About this exercise: Your answer should be the entire listing, printed exactly.
----
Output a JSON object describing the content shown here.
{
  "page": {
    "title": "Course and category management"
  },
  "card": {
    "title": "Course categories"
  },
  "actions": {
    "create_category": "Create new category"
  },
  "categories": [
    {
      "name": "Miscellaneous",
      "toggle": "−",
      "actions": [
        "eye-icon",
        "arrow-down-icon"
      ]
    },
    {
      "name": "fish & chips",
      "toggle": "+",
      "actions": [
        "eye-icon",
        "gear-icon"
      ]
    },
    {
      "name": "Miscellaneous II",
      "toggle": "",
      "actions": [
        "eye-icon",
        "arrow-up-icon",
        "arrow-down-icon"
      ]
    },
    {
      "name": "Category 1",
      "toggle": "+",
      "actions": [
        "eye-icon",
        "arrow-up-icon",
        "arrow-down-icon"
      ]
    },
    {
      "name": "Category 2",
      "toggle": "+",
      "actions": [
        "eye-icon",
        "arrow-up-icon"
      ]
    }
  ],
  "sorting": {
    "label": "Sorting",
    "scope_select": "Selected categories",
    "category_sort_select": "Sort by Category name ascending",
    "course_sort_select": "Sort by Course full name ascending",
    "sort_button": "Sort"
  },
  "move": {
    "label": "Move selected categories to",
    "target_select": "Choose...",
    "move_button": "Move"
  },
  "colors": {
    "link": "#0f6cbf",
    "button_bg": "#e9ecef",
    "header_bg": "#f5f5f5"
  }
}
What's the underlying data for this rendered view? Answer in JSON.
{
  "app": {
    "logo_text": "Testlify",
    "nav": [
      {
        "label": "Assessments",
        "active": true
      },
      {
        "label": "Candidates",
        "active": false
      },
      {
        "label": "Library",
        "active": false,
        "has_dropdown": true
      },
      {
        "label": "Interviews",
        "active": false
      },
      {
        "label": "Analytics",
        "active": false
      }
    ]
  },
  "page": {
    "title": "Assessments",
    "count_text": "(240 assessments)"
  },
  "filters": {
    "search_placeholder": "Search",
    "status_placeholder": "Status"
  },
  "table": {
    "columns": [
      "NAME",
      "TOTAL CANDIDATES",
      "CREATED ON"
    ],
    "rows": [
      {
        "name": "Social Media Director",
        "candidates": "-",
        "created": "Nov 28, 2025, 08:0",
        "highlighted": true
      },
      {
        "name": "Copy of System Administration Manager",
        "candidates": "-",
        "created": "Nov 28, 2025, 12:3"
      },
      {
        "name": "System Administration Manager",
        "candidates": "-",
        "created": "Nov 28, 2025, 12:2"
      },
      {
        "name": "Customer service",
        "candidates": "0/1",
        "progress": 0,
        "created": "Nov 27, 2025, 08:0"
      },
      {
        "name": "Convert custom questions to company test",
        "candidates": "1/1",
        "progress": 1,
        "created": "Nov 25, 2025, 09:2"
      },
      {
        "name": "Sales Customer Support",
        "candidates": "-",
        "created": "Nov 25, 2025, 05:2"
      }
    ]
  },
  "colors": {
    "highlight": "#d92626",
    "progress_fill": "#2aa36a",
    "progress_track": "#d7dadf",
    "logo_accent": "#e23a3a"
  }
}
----
Task solution:
Output a JSON object describing the content shown here.
{
  "page": {
    "title": "Course and category management"
  },
  "card": {
    "title": "Course categories"
  },
  "actions": {
    "create_category": "Create new category"
  },
  "categories": [
    {
      "name": "Miscellaneous",
      "toggle": "−",
      "actions": [
        "eye-icon",
        "arrow-down-icon"
      ]
    },
    {
      "name": "fish & chips",
      "toggle": "+",
      "actions": [
        "eye-icon",
        "gear-icon"
      ]
    },
    {
      "name": "Miscellaneous II",
      "toggle": "",
      "actions": [
        "eye-icon",
        "arrow-up-icon",
        "arrow-down-icon"
      ]
    },
    {
      "name": "Category 1",
      "toggle": "+",
      "actions": [
        "eye-icon",
        "arrow-up-icon",
        "arrow-down-icon"
      ]
    },
    {
      "name": "Category 2",
      "toggle": "+",
      "actions": [
        "eye-icon",
        "arrow-up-icon"
      ]
    }
  ],
  "sorting": {
    "label": "Sorting",
    "scope_select": "Selected categories",
    "category_sort_select": "Sort by Category name ascending",
    "course_sort_select": "Sort by Course full name ascending",
    "sort_button": "Sort"
  },
  "move": {
    "label": "Move selected categories to",
    "target_select": "Choose...",
    "move_button": "Move"
  },
  "colors": {
    "link": "#0f6cbf",
    "button_bg": "#e9ecef",
    "header_bg": "#f5f5f5"
  }
}
What's the underlying data for this rendered view? Answer in JSON.
{
  "app": {
    "logo_text": "Testlify",
    "nav": [
      {
        "label": "Assessments",
        "active": true
      },
      {
        "label": "Candidates",
        "active": false
      },
      {
        "label": "Library",
        "active": false,
        "has_dropdown": true
      },
      {
        "label": "Interviews",
        "active": false
      },
      {
        "label": "Analytics",
        "active": false
      }
    ]
  },
  "page": {
    "title": "Assessments",
    "count_text": "(240 assessments)"
  },
  "filters": {
    "search_placeholder": "Search",
    "status_placeholder": "Status"
  },
  "table": {
    "columns": [
      "NAME",
      "TOTAL CANDIDATES",
      "CREATED ON"
    ],
    "rows": [
      {
        "name": "Social Media Director",
        "candidates": "-",
        "created": "Nov 28, 2025, 08:0",
        "highlighted": true
      },
      {
        "name": "Copy of System Administration Manager",
        "candidates": "-",
        "created": "Nov 28, 2025, 12:3"
      },
      {
        "name": "System Administration Manager",
        "candidates": "-",
        "created": "Nov 28, 2025, 12:2"
      },
      {
        "name": "Customer service",
        "candidates": "0/1",
        "progress": 0,
        "created": "Nov 27, 2025, 08:0"
      },
      {
        "name": "Convert custom questions to company test",
        "candidates": "1/1",
        "progress": 1,
        "created": "Nov 25, 2025, 09:2"
      },
      {
        "name": "Sales Customer Support",
        "candidates": "-",
        "created": "Nov 25, 2025, 05:2"
      }
    ]
  },
  "colors": {
    "highlight": "#d92626",
    "progress_fill": "#2aa36a",
    "progress_track": "#d7dadf",
    "logo_accent": "#e23a3a"
  }
}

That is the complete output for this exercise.